*PROBLEM STATEMENT*
Below are records with pictures in them; print them exactly, omitting the pictures.

*RECORD SET*
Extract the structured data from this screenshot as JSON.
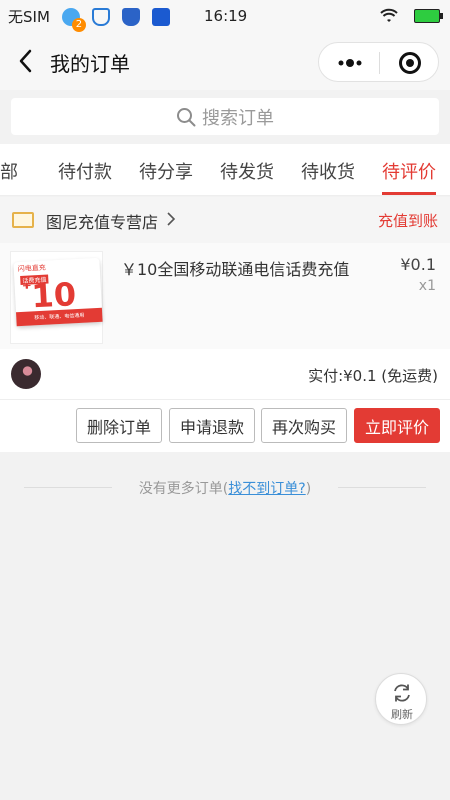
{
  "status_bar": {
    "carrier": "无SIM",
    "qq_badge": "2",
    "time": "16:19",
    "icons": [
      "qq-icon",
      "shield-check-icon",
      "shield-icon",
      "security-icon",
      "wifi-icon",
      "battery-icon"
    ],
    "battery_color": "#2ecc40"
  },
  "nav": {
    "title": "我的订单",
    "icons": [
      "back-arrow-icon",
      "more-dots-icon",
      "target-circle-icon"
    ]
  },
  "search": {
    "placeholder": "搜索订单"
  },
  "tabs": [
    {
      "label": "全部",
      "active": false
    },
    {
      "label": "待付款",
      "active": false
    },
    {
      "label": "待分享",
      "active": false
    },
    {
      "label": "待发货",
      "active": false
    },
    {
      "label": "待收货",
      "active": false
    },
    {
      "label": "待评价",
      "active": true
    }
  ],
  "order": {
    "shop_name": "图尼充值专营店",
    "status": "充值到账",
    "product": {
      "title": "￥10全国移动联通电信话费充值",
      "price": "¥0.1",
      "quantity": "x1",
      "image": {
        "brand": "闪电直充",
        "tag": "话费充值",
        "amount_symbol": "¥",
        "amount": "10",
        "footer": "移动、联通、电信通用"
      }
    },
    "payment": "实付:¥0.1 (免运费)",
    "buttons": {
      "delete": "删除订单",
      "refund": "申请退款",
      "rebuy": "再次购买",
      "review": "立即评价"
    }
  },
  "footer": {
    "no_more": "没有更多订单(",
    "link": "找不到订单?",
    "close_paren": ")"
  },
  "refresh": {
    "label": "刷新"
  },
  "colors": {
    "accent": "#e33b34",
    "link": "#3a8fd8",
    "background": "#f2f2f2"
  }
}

*SOLUTION TO THE EXERCISE*
Extract the structured data from this screenshot as JSON.
{
  "status_bar": {
    "carrier": "无SIM",
    "qq_badge": "2",
    "time": "16:19",
    "icons": [
      "qq-icon",
      "shield-check-icon",
      "shield-icon",
      "security-icon",
      "wifi-icon",
      "battery-icon"
    ],
    "battery_color": "#2ecc40"
  },
  "nav": {
    "title": "我的订单",
    "icons": [
      "back-arrow-icon",
      "more-dots-icon",
      "target-circle-icon"
    ]
  },
  "search": {
    "placeholder": "搜索订单"
  },
  "tabs": [
    {
      "label": "全部",
      "active": false
    },
    {
      "label": "待付款",
      "active": false
    },
    {
      "label": "待分享",
      "active": false
    },
    {
      "label": "待发货",
      "active": false
    },
    {
      "label": "待收货",
      "active": false
    },
    {
      "label": "待评价",
      "active": true
    }
  ],
  "order": {
    "shop_name": "图尼充值专营店",
    "status": "充值到账",
    "product": {
      "title": "￥10全国移动联通电信话费充值",
      "price": "¥0.1",
      "quantity": "x1",
      "image": {
        "brand": "闪电直充",
        "tag": "话费充值",
        "amount_symbol": "¥",
        "amount": "10",
        "footer": "移动、联通、电信通用"
      }
    },
    "payment": "实付:¥0.1 (免运费)",
    "buttons": {
      "delete": "删除订单",
      "refund": "申请退款",
      "rebuy": "再次购买",
      "review": "立即评价"
    }
  },
  "footer": {
    "no_more": "没有更多订单(",
    "link": "找不到订单?",
    "close_paren": ")"
  },
  "refresh": {
    "label": "刷新"
  },
  "colors": {
    "accent": "#e33b34",
    "link": "#3a8fd8",
    "background": "#f2f2f2"
  }
}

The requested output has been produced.